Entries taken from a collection
-*-*-

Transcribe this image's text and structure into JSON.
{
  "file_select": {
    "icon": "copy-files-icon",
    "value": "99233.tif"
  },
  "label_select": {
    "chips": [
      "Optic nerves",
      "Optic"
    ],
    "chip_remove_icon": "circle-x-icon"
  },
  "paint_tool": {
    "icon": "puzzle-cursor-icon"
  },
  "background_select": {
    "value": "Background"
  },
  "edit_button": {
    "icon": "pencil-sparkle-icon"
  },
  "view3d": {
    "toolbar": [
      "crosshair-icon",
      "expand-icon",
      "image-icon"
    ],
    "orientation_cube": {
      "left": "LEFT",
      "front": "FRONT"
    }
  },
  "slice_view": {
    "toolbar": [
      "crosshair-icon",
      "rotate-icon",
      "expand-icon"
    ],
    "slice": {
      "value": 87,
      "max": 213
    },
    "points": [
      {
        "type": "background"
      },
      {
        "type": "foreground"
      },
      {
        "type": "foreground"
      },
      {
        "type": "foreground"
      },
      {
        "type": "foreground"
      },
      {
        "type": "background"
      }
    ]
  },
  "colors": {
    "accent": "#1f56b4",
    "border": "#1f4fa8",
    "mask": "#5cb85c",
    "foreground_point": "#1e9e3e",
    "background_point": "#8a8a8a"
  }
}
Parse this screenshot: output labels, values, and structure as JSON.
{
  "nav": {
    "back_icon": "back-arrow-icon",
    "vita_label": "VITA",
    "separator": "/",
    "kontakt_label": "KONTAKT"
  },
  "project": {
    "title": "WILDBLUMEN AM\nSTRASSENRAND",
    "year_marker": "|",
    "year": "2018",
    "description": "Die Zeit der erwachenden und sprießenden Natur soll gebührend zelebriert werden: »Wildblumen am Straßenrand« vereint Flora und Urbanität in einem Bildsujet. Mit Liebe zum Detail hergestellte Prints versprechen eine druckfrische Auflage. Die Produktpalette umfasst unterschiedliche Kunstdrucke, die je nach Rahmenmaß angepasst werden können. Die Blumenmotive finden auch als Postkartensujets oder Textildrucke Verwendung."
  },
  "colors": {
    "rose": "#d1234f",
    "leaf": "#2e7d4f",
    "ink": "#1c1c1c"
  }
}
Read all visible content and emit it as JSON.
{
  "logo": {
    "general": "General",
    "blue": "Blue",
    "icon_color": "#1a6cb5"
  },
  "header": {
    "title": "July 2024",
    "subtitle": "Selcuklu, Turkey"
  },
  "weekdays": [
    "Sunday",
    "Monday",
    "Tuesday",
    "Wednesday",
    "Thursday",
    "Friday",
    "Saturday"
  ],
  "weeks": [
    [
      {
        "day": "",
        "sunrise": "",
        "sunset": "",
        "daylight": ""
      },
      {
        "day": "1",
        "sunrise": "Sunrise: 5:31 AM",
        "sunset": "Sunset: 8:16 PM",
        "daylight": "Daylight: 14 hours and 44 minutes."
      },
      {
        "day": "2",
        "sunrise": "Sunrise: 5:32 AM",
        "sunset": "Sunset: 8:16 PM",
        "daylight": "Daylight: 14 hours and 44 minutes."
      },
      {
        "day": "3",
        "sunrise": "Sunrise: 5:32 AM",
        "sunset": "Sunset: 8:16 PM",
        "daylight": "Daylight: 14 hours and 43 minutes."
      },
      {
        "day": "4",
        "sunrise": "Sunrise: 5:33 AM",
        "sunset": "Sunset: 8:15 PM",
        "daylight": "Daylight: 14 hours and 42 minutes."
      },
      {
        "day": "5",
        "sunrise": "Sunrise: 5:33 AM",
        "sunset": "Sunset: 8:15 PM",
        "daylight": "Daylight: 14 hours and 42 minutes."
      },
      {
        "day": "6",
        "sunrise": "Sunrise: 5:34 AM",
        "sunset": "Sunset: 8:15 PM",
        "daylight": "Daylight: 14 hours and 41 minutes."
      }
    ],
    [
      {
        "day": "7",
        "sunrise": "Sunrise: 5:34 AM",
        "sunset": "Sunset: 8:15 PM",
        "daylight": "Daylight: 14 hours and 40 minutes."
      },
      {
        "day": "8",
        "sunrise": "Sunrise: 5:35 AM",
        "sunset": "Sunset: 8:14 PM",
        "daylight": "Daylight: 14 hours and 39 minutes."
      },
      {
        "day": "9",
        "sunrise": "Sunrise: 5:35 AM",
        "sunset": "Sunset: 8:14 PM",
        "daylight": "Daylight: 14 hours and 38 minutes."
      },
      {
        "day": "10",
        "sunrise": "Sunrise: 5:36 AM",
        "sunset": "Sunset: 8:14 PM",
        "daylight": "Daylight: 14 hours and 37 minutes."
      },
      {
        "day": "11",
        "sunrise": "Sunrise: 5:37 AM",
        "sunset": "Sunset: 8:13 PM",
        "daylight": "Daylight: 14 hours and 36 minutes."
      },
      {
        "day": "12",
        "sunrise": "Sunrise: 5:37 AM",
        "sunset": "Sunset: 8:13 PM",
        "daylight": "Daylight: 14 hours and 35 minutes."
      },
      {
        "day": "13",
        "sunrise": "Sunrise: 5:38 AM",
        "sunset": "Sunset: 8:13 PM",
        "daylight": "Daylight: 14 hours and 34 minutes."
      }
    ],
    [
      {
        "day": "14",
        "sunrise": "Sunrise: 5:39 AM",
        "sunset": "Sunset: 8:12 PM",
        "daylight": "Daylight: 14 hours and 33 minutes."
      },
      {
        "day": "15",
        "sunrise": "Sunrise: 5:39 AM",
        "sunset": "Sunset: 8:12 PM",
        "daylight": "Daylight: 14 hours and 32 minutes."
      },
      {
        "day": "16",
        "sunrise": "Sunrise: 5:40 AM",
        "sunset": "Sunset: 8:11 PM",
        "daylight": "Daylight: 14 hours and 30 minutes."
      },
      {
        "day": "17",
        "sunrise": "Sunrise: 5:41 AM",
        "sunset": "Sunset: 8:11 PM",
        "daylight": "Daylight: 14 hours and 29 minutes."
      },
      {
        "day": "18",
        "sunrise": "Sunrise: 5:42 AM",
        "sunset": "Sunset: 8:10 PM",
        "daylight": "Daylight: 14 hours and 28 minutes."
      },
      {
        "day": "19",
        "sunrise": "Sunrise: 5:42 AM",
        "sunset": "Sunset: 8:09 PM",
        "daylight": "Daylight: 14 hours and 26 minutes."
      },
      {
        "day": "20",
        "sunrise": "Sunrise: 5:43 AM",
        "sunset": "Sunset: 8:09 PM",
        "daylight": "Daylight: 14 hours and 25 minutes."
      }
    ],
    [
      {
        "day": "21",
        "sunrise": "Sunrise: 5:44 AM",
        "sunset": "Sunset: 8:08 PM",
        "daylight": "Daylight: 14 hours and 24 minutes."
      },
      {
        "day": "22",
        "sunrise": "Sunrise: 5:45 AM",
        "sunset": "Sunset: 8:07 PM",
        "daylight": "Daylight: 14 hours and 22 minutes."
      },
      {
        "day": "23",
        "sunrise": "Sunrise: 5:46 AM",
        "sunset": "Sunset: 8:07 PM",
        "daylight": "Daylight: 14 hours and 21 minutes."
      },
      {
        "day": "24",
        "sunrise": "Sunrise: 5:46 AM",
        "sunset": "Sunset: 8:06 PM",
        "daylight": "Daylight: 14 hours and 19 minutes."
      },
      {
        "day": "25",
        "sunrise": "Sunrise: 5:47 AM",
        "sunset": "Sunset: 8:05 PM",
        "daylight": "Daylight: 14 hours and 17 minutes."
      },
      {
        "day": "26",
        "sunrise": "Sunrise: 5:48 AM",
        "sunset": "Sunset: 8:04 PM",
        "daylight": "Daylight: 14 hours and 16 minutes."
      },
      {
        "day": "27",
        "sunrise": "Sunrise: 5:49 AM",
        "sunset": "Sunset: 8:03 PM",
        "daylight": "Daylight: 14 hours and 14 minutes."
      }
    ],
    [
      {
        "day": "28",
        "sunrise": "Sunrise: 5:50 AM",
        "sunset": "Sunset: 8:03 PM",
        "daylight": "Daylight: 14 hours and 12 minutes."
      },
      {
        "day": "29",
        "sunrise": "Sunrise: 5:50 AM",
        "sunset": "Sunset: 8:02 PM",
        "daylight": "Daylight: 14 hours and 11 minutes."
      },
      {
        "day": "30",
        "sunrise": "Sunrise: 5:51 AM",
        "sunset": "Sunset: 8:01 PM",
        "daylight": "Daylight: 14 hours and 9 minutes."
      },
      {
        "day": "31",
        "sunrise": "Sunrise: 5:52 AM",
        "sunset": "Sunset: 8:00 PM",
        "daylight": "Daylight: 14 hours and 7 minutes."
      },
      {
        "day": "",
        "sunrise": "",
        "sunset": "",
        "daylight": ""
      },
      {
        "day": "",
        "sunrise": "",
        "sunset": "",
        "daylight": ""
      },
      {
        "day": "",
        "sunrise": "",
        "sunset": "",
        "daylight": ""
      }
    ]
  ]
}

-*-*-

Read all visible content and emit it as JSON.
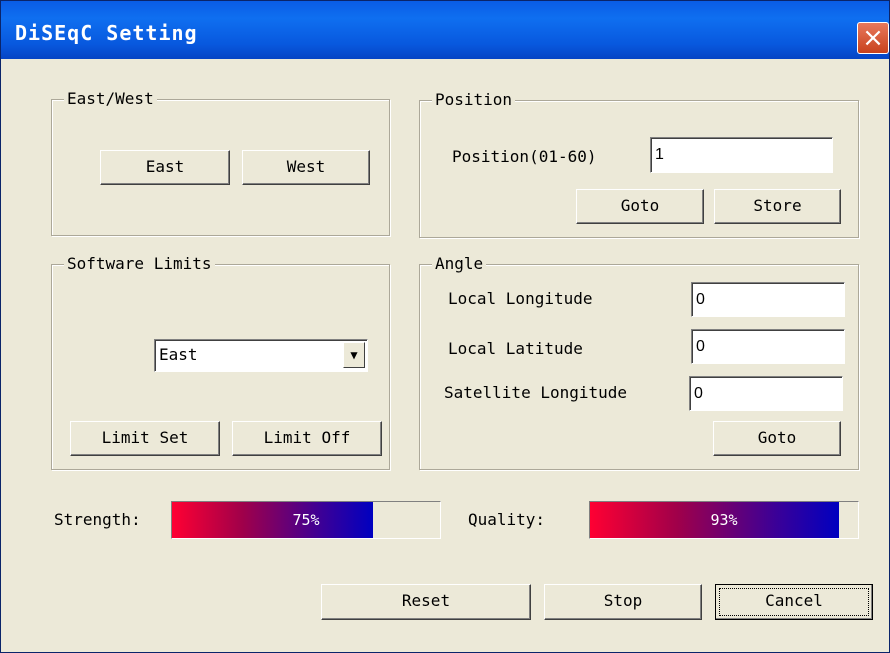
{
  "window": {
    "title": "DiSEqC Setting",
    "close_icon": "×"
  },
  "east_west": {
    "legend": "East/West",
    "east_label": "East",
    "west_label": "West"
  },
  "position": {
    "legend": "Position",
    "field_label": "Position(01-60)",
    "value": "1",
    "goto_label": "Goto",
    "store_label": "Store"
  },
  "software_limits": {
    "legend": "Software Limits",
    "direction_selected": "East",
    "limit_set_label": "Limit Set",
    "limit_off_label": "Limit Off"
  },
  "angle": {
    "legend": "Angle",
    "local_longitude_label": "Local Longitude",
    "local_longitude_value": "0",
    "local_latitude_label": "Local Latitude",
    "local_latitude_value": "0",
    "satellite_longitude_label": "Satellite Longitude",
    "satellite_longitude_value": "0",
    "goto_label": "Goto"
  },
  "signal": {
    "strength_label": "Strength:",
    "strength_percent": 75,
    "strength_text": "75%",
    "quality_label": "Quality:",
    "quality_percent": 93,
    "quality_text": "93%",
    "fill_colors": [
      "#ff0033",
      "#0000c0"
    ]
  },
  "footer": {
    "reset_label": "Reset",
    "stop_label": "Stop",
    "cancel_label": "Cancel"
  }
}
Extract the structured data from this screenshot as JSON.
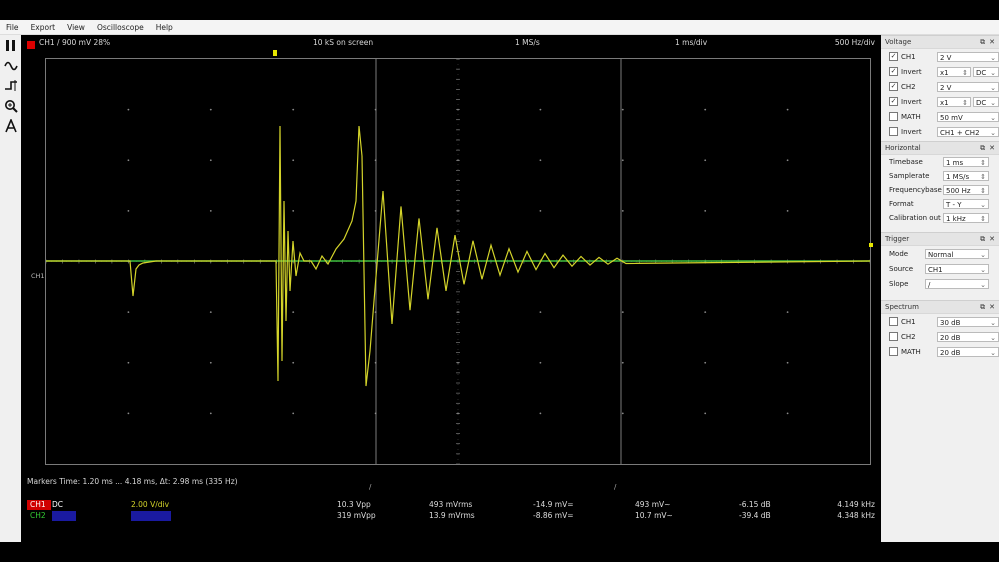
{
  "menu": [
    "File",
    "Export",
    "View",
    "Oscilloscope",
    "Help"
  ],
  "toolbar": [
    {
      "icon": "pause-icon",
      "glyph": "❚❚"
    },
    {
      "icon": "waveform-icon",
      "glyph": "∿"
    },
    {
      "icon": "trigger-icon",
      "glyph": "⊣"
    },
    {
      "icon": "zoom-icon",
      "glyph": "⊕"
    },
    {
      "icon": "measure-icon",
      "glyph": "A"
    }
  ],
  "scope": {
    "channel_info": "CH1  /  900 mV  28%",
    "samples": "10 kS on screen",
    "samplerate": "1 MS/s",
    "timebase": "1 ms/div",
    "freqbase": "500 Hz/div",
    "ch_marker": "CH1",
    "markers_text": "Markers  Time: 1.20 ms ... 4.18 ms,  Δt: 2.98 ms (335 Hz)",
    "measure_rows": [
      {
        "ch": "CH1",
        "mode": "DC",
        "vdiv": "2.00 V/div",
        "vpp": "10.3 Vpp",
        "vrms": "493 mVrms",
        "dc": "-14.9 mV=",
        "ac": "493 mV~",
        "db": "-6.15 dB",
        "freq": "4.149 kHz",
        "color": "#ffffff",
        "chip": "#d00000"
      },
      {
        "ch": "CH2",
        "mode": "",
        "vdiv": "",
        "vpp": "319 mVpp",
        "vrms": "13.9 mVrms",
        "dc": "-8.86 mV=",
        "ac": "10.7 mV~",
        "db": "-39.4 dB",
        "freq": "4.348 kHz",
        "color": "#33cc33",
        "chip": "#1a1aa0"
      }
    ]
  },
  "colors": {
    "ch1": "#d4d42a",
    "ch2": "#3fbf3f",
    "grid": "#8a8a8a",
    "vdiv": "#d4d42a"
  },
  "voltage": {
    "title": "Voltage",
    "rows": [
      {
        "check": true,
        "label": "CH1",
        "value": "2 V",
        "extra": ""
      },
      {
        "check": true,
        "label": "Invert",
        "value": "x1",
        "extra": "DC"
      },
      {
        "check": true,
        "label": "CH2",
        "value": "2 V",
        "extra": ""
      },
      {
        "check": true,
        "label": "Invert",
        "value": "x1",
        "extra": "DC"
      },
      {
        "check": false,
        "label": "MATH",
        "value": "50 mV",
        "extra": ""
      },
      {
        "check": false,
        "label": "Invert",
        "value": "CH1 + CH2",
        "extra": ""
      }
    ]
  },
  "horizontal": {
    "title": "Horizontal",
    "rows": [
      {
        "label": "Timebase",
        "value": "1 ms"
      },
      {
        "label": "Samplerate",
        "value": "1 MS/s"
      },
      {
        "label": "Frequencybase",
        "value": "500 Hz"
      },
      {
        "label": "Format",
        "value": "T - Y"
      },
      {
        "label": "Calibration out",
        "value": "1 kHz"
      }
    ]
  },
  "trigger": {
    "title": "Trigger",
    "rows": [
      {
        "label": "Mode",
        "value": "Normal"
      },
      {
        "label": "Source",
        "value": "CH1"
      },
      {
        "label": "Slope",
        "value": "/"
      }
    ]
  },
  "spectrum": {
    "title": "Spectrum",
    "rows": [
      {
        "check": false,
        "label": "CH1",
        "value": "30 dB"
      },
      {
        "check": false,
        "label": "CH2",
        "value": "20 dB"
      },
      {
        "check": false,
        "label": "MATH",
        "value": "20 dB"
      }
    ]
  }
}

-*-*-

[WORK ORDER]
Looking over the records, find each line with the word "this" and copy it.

[ANSWER SECTION]
Transcribe this image's text and structure into JSON.
Parse this screenshot: output labels, values, and structure as JSON.
Extract the structured data from this screenshot as JSON.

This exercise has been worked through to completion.